Guitar wireless systems are a good alternative to using cables from your guitar to amp. Using a wireless system allows you much greater freedom of movement on stage.

Wireless systems are typically made up of two main parts: a transmitter and a receiver. The transmitter plugs into the guitar and sends out the converted radio signal of your playing. The receiver is the device that normally resides on top of your amp (or sometimes in your pedal board) and catches the signal, transferring it to the amp for output.

Transmitters typically require batteries in order to work, whilst receivers plug into mains power. Several companies make wireless guitar systems in a range of styles to suit different budgets.

Wireless systems are either digital or analog. Digital systems seem to be becoming the norm, with devices utilizing the same 4G network as mobile devices. Analog systems use a set range of frequencies which are becoming less and less available over the years.

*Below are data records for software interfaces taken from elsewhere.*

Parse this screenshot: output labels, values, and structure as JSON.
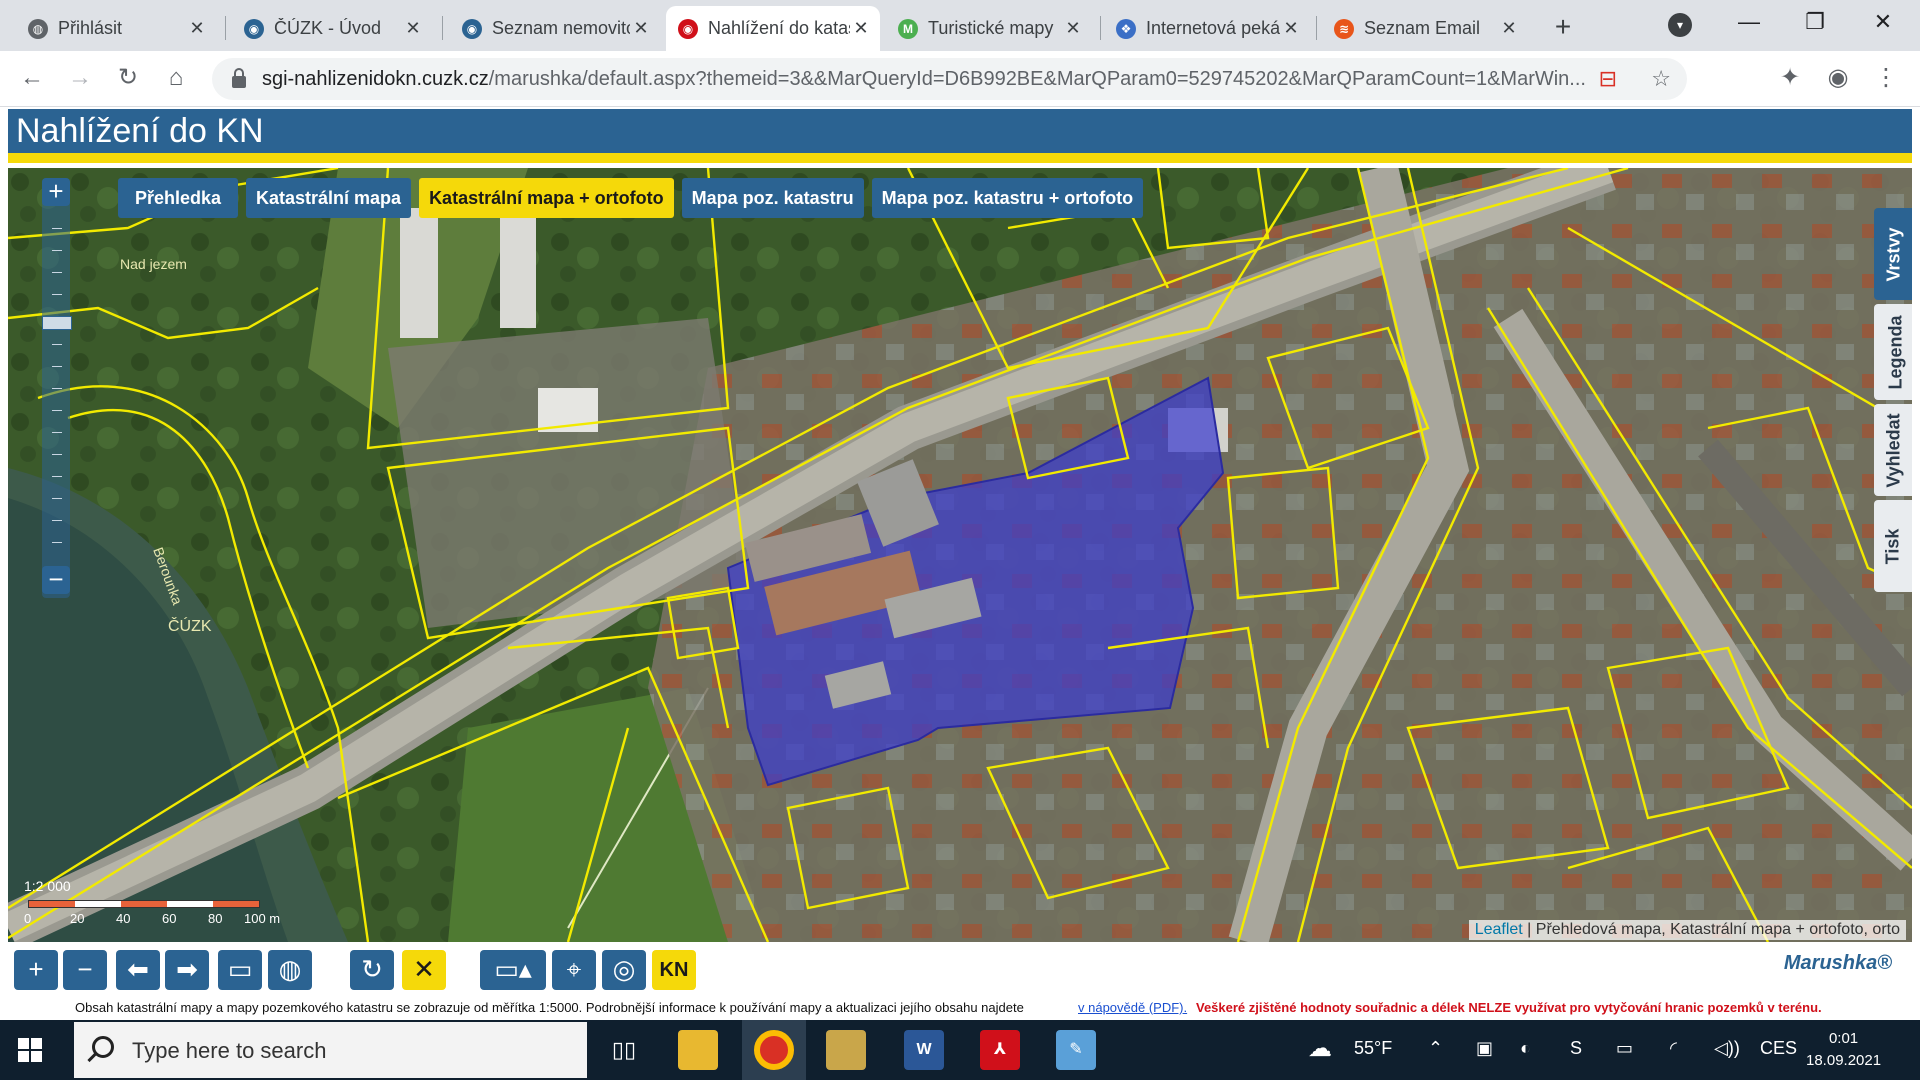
{
  "browser": {
    "tabs": [
      {
        "title": "Přihlásit",
        "icon_color": "#5f6368",
        "icon": "globe-icon"
      },
      {
        "title": "ČÚZK - Úvod",
        "icon_color": "#2b6392",
        "icon": "cuzk-icon"
      },
      {
        "title": "Seznam nemovitostí",
        "icon_color": "#2b6392",
        "icon": "cuzk-icon"
      },
      {
        "title": "Nahlížení do katastru",
        "icon_color": "#d0101a",
        "icon": "cuzk-icon",
        "active": true
      },
      {
        "title": "Turistické mapy",
        "icon_color": "#4caf50",
        "icon": "mapy-icon",
        "icon_text": "M"
      },
      {
        "title": "Internetová pekárna",
        "icon_color": "#3b6fc6",
        "icon": "web-icon"
      },
      {
        "title": "Seznam Email",
        "icon_color": "#e8551a",
        "icon": "seznam-icon"
      }
    ],
    "new_tab": "+",
    "url_host": "sgi-nahlizenidokn.cuzk.cz",
    "url_path": "/marushka/default.aspx?themeid=3&&MarQueryId=D6B992BE&MarQParam0=529745202&MarQParamCount=1&MarWin..."
  },
  "app": {
    "title": "Nahlížení do KN",
    "layer_tabs": [
      "Přehledka",
      "Katastrální mapa",
      "Katastrální mapa + ortofoto",
      "Mapa poz. katastru",
      "Mapa poz. katastru + ortofoto"
    ],
    "active_layer_tab": 2,
    "side_tabs": [
      "Vrstvy",
      "Legenda",
      "Vyhledat",
      "Tisk"
    ],
    "zoom_in": "+",
    "zoom_out": "−",
    "map_labels": [
      "Nad jezem",
      "ČÚZK",
      "Berounka"
    ],
    "scale": {
      "ratio": "1:2 000",
      "ticks": [
        "0",
        "20",
        "40",
        "60",
        "80",
        "100 m"
      ]
    },
    "attribution_link": "Leaflet",
    "attribution_text": " | Přehledová mapa, Katastrální mapa + ortofoto, orto",
    "kn_label": "KN",
    "brand": "Marushka®",
    "footnote_main": "Obsah katastrální mapy a mapy pozemkového katastru se zobrazuje od měřítka 1:5000. Podrobnější informace k používání mapy a aktualizaci jejího obsahu najdete",
    "footnote_link": "v nápovědě (PDF).",
    "footnote_warning": "Veškeré zjištěné hodnoty souřadnic a délek NELZE využívat pro vytyčování hranic pozemků v terénu."
  },
  "taskbar": {
    "search_placeholder": "Type here to search",
    "weather": "55°F",
    "language": "CES",
    "time": "0:01",
    "date": "18.09.2021"
  },
  "colors": {
    "header_blue": "#2b6392",
    "accent_yellow": "#f5d90a",
    "parcel_line": "#f2ea00",
    "selected_parcel": "#3c3ccf"
  }
}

We keep an excellent range of wireless guitar systems in stock. Visit any of our stores to check out our full selection or simply browse online.

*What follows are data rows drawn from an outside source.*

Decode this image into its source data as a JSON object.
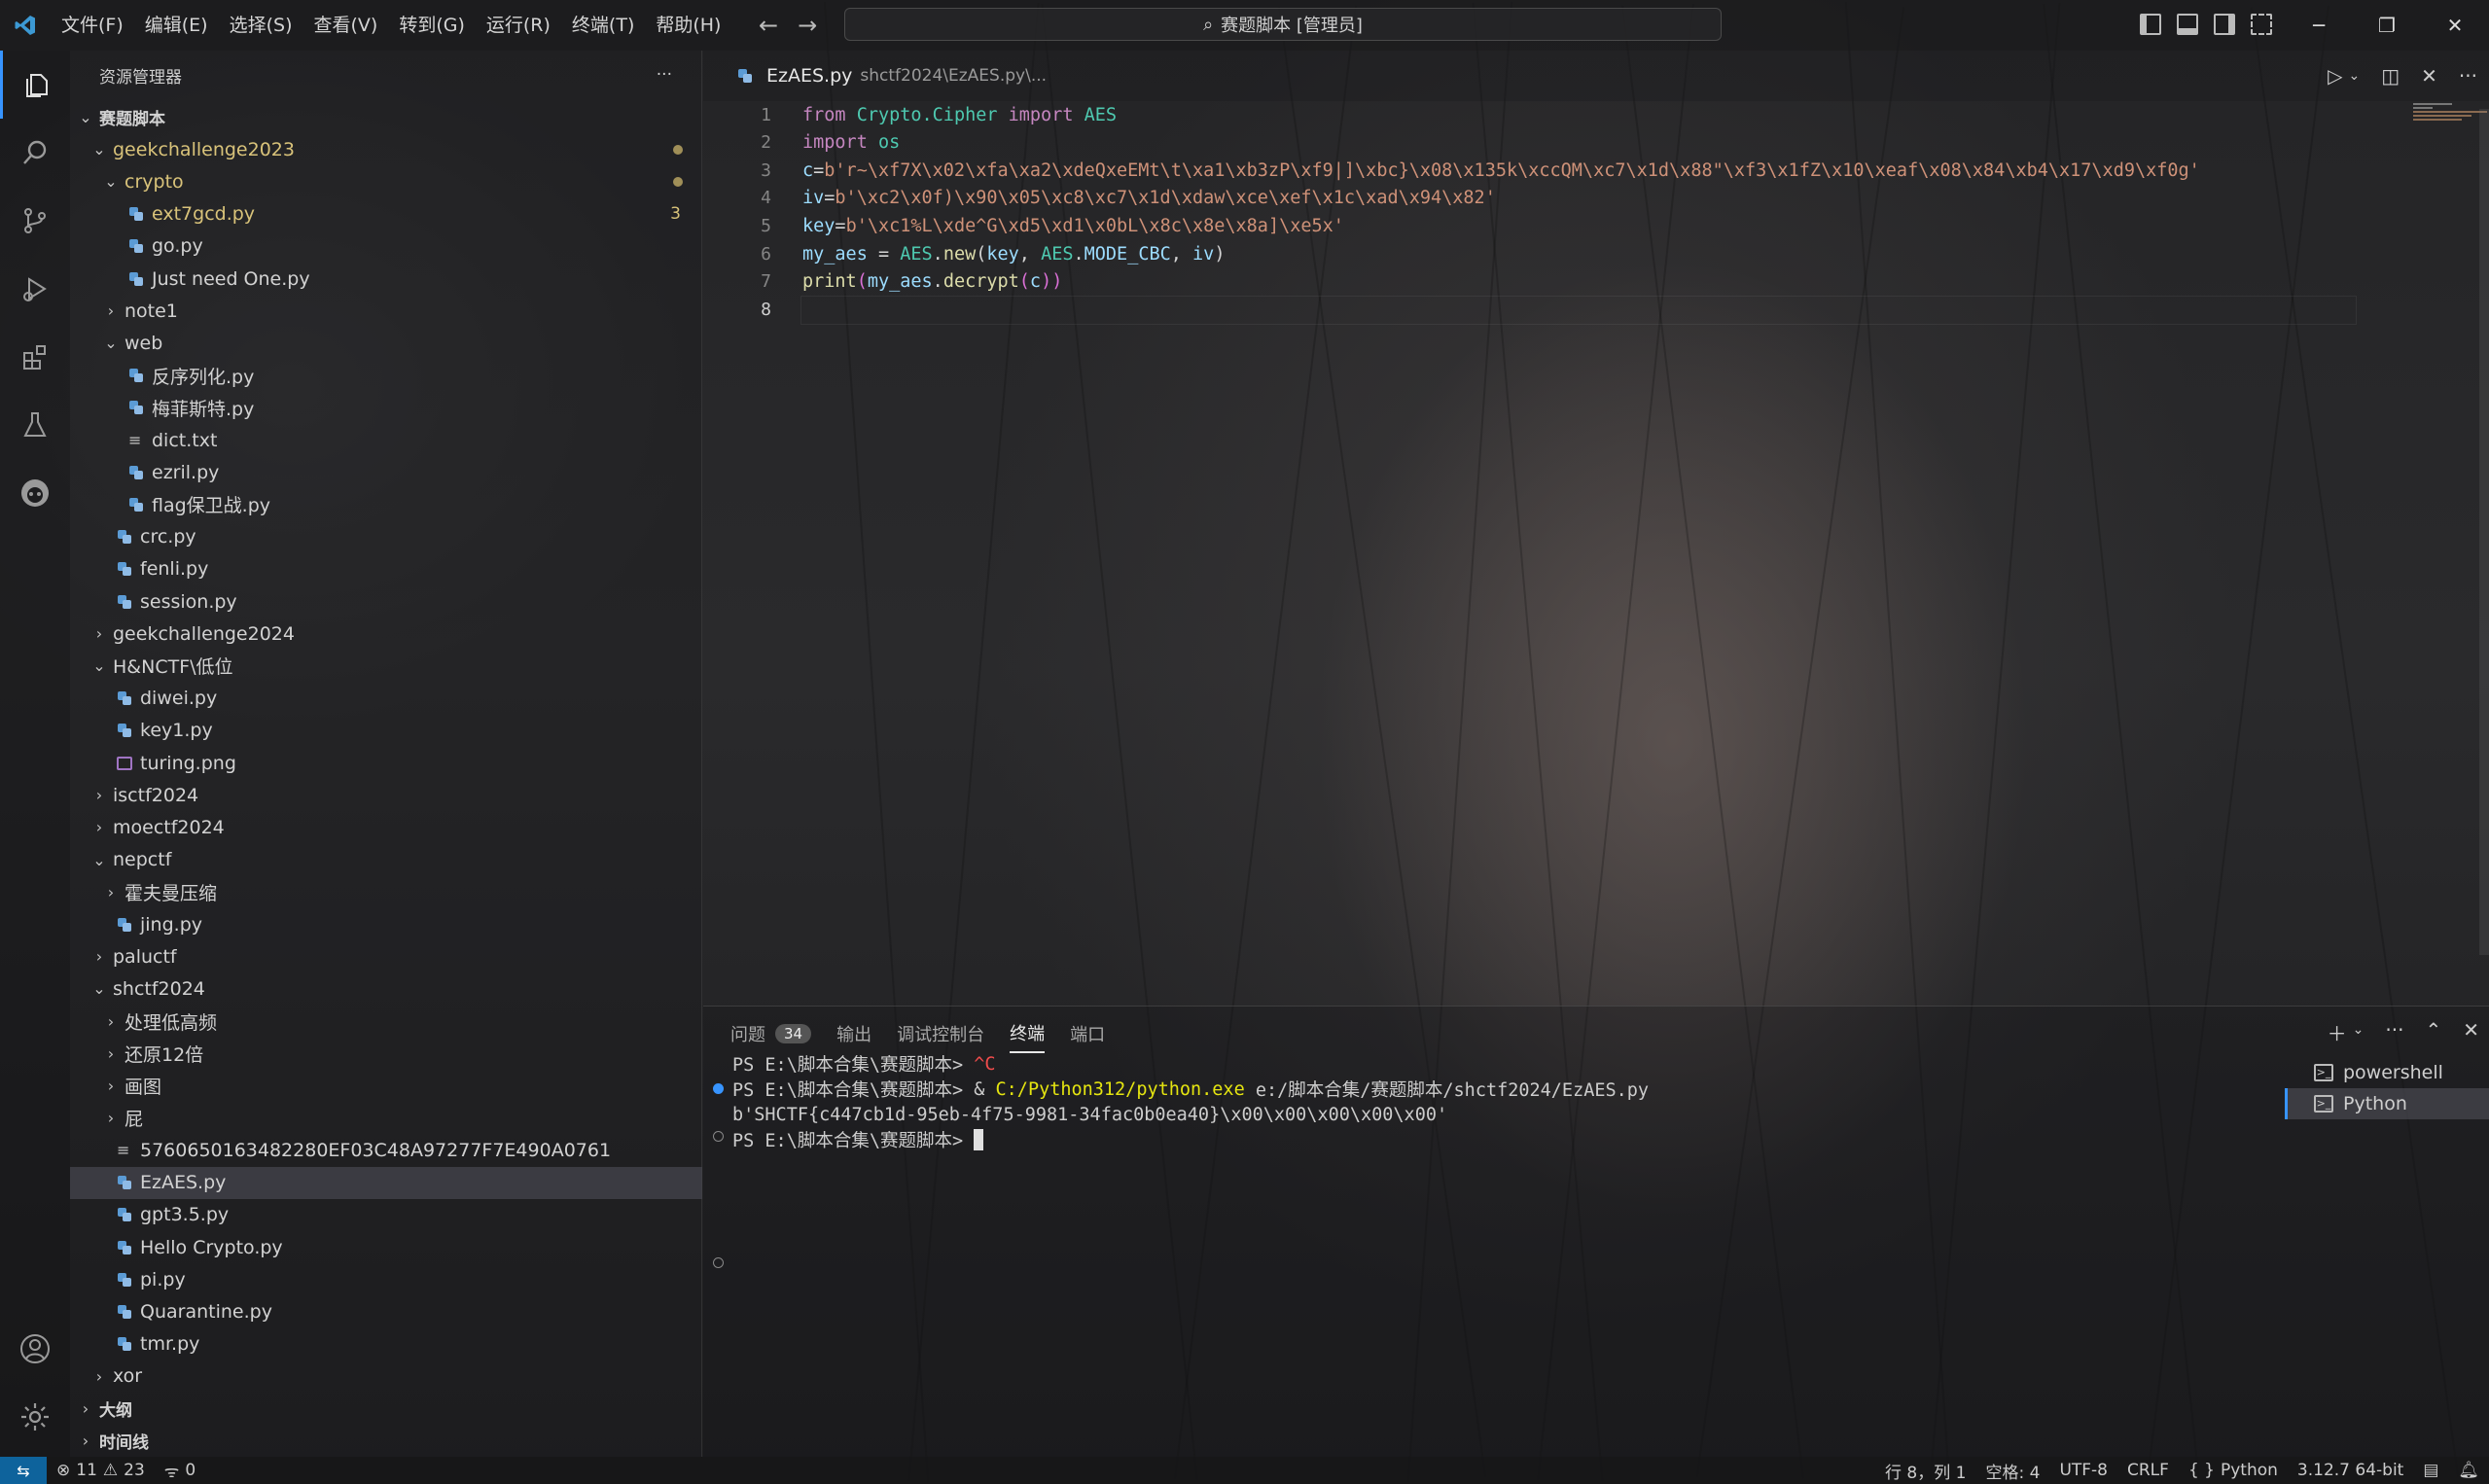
{
  "window": {
    "title": "赛题脚本 [管理员]"
  },
  "menu": [
    "文件(F)",
    "编辑(E)",
    "选择(S)",
    "查看(V)",
    "转到(G)",
    "运行(R)",
    "终端(T)",
    "帮助(H)"
  ],
  "sidebar": {
    "title": "资源管理器",
    "more": "···",
    "tree": [
      {
        "label": "赛题脚本",
        "depth": 0,
        "kind": "section",
        "open": true
      },
      {
        "label": "geekchallenge2023",
        "depth": 1,
        "kind": "folder",
        "open": true,
        "modified": true
      },
      {
        "label": "crypto",
        "depth": 2,
        "kind": "folder",
        "open": true,
        "modified": true
      },
      {
        "label": "ext7gcd.py",
        "depth": 3,
        "kind": "py",
        "modified": true,
        "badge": "3"
      },
      {
        "label": "go.py",
        "depth": 3,
        "kind": "py"
      },
      {
        "label": "Just need One.py",
        "depth": 3,
        "kind": "py"
      },
      {
        "label": "note1",
        "depth": 2,
        "kind": "folder",
        "open": false
      },
      {
        "label": "web",
        "depth": 2,
        "kind": "folder",
        "open": true
      },
      {
        "label": "反序列化.py",
        "depth": 3,
        "kind": "py"
      },
      {
        "label": "梅菲斯特.py",
        "depth": 3,
        "kind": "py"
      },
      {
        "label": "dict.txt",
        "depth": 3,
        "kind": "txt"
      },
      {
        "label": "ezril.py",
        "depth": 3,
        "kind": "py"
      },
      {
        "label": "flag保卫战.py",
        "depth": 3,
        "kind": "py"
      },
      {
        "label": "crc.py",
        "depth": 2,
        "kind": "py"
      },
      {
        "label": "fenli.py",
        "depth": 2,
        "kind": "py"
      },
      {
        "label": "session.py",
        "depth": 2,
        "kind": "py"
      },
      {
        "label": "geekchallenge2024",
        "depth": 1,
        "kind": "folder",
        "open": false
      },
      {
        "label": "H&NCTF\\低位",
        "depth": 1,
        "kind": "folder",
        "open": true
      },
      {
        "label": "diwei.py",
        "depth": 2,
        "kind": "py"
      },
      {
        "label": "key1.py",
        "depth": 2,
        "kind": "py"
      },
      {
        "label": "turing.png",
        "depth": 2,
        "kind": "img"
      },
      {
        "label": "isctf2024",
        "depth": 1,
        "kind": "folder",
        "open": false
      },
      {
        "label": "moectf2024",
        "depth": 1,
        "kind": "folder",
        "open": false
      },
      {
        "label": "nepctf",
        "depth": 1,
        "kind": "folder",
        "open": true
      },
      {
        "label": "霍夫曼压缩",
        "depth": 2,
        "kind": "folder",
        "open": false
      },
      {
        "label": "jing.py",
        "depth": 2,
        "kind": "py"
      },
      {
        "label": "paluctf",
        "depth": 1,
        "kind": "folder",
        "open": false
      },
      {
        "label": "shctf2024",
        "depth": 1,
        "kind": "folder",
        "open": true
      },
      {
        "label": "处理低高频",
        "depth": 2,
        "kind": "folder",
        "open": false
      },
      {
        "label": "还原12倍",
        "depth": 2,
        "kind": "folder",
        "open": false
      },
      {
        "label": "画图",
        "depth": 2,
        "kind": "folder",
        "open": false
      },
      {
        "label": "屁",
        "depth": 2,
        "kind": "folder",
        "open": false
      },
      {
        "label": "5760650163482280EF03C48A97277F7E490A0761",
        "depth": 2,
        "kind": "txt"
      },
      {
        "label": "EzAES.py",
        "depth": 2,
        "kind": "py",
        "selected": true
      },
      {
        "label": "gpt3.5.py",
        "depth": 2,
        "kind": "py"
      },
      {
        "label": "Hello Crypto.py",
        "depth": 2,
        "kind": "py"
      },
      {
        "label": "pi.py",
        "depth": 2,
        "kind": "py"
      },
      {
        "label": "Quarantine.py",
        "depth": 2,
        "kind": "py"
      },
      {
        "label": "tmr.py",
        "depth": 2,
        "kind": "py"
      },
      {
        "label": "xor",
        "depth": 1,
        "kind": "folder",
        "open": false
      },
      {
        "label": "大纲",
        "depth": 0,
        "kind": "section",
        "open": false
      },
      {
        "label": "时间线",
        "depth": 0,
        "kind": "section",
        "open": false
      }
    ]
  },
  "tab": {
    "filename": "EzAES.py",
    "path": "shctf2024\\EzAES.py\\..."
  },
  "editor": {
    "line_numbers": [
      "1",
      "2",
      "3",
      "4",
      "5",
      "6",
      "7",
      "8"
    ],
    "current_line": "8",
    "lines": [
      [
        [
          "kw",
          "from"
        ],
        [
          "pun",
          " "
        ],
        [
          "mod",
          "Crypto.Cipher"
        ],
        [
          "pun",
          " "
        ],
        [
          "kw",
          "import"
        ],
        [
          "pun",
          " "
        ],
        [
          "mod",
          "AES"
        ]
      ],
      [
        [
          "kw",
          "import"
        ],
        [
          "pun",
          " "
        ],
        [
          "mod",
          "os"
        ]
      ],
      [
        [
          "var",
          "c"
        ],
        [
          "pun",
          "="
        ],
        [
          "str",
          "b'r~\\xf7X\\x02\\xfa\\xa2\\xdeQxeEMt\\t\\xa1\\xb3zP\\xf9|]\\xbc}\\x08\\x135k\\xccQM\\xc7\\x1d\\x88\"\\xf3\\x1fZ\\x10\\xeaf\\x08\\x84\\xb4\\x17\\xd9\\xf0g'"
        ]
      ],
      [
        [
          "var",
          "iv"
        ],
        [
          "pun",
          "="
        ],
        [
          "str",
          "b'\\xc2\\x0f)\\x90\\x05\\xc8\\xc7\\x1d\\xdaw\\xce\\xef\\x1c\\xad\\x94\\x82'"
        ]
      ],
      [
        [
          "var",
          "key"
        ],
        [
          "pun",
          "="
        ],
        [
          "str",
          "b'\\xc1%L\\xde^G\\xd5\\xd1\\x0bL\\x8c\\x8e\\x8a]\\xe5x'"
        ]
      ],
      [
        [
          "var",
          "my_aes"
        ],
        [
          "pun",
          " = "
        ],
        [
          "mod",
          "AES"
        ],
        [
          "pun",
          "."
        ],
        [
          "fn",
          "new"
        ],
        [
          "pun",
          "("
        ],
        [
          "var",
          "key"
        ],
        [
          "pun",
          ", "
        ],
        [
          "mod",
          "AES"
        ],
        [
          "pun",
          "."
        ],
        [
          "var",
          "MODE_CBC"
        ],
        [
          "pun",
          ", "
        ],
        [
          "var",
          "iv"
        ],
        [
          "pun",
          ")"
        ]
      ],
      [
        [
          "fn",
          "print"
        ],
        [
          "br",
          "("
        ],
        [
          "var",
          "my_aes"
        ],
        [
          "pun",
          "."
        ],
        [
          "fn",
          "decrypt"
        ],
        [
          "br",
          "("
        ],
        [
          "var",
          "c"
        ],
        [
          "br",
          "))"
        ]
      ],
      []
    ]
  },
  "panel": {
    "tabs": [
      {
        "label": "问题",
        "badge": "34"
      },
      {
        "label": "输出"
      },
      {
        "label": "调试控制台"
      },
      {
        "label": "终端",
        "active": true
      },
      {
        "label": "端口"
      }
    ],
    "terminal": [
      [
        [
          "t-path",
          "PS E:\\脚本合集\\赛题脚本> "
        ],
        [
          "t-red",
          "^C"
        ]
      ],
      [
        [
          "t-path",
          "PS E:\\脚本合集\\赛题脚本> "
        ],
        [
          "t-path",
          "& "
        ],
        [
          "t-yel",
          "C:/Python312/python.exe"
        ],
        [
          "t-path",
          " e:/脚本合集/赛题脚本/shctf2024/EzAES.py"
        ]
      ],
      [
        [
          "t-path",
          "b'SHCTF{c447cb1d-95eb-4f75-9981-34fac0b0ea40}\\x00\\x00\\x00\\x00\\x00'"
        ]
      ],
      [
        [
          "t-path",
          "PS E:\\脚本合集\\赛题脚本> "
        ]
      ]
    ],
    "terminal_list": [
      {
        "label": "powershell"
      },
      {
        "label": "Python",
        "active": true
      }
    ]
  },
  "status": {
    "errors": "11",
    "warnings": "23",
    "ports": "0",
    "position": "行 8，列 1",
    "spaces": "空格: 4",
    "encoding": "UTF-8",
    "eol": "CRLF",
    "language": "Python",
    "interpreter": "3.12.7 64-bit",
    "language_braces": "{ }"
  },
  "colors": {
    "accent": "#3794ff",
    "remote": "#0e639c",
    "modified": "#d9c37a"
  }
}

Frequently Asked Questions about Guitar Wireless Systems

The most popular wireless guitar system is also the most affordable: the Alesis Guitar Link Wireless is the top-seller, followed by the professional quality Shure GLX-D16 Beta Digital Wireless system.
There are no real benefits to using the older technology of UHF over digital. UHF systems are, in fact, on their way out. In the future, it will be digital systems only, so it makes sense to go digital straight away, really!
That depends on the situation, really. If you are out gigging at a semi-pro standard, you may prefer the cable for greater reliability. There are many other factors involved in this decision, like battery use, freedom of movement, reliability of venue for signal strength etc. Cables are more predictable, certainly. The choice, ultimately, is yours.
It's possible that some systems out there may suck a little bit of your tone but that is not the primary concern. Signal strength is important to ensure that your sound doesn't drop out completely! Thankfully, most digital system have built in measures to stop that happening, including back-up signals waiting to jump in should the first signal become lost.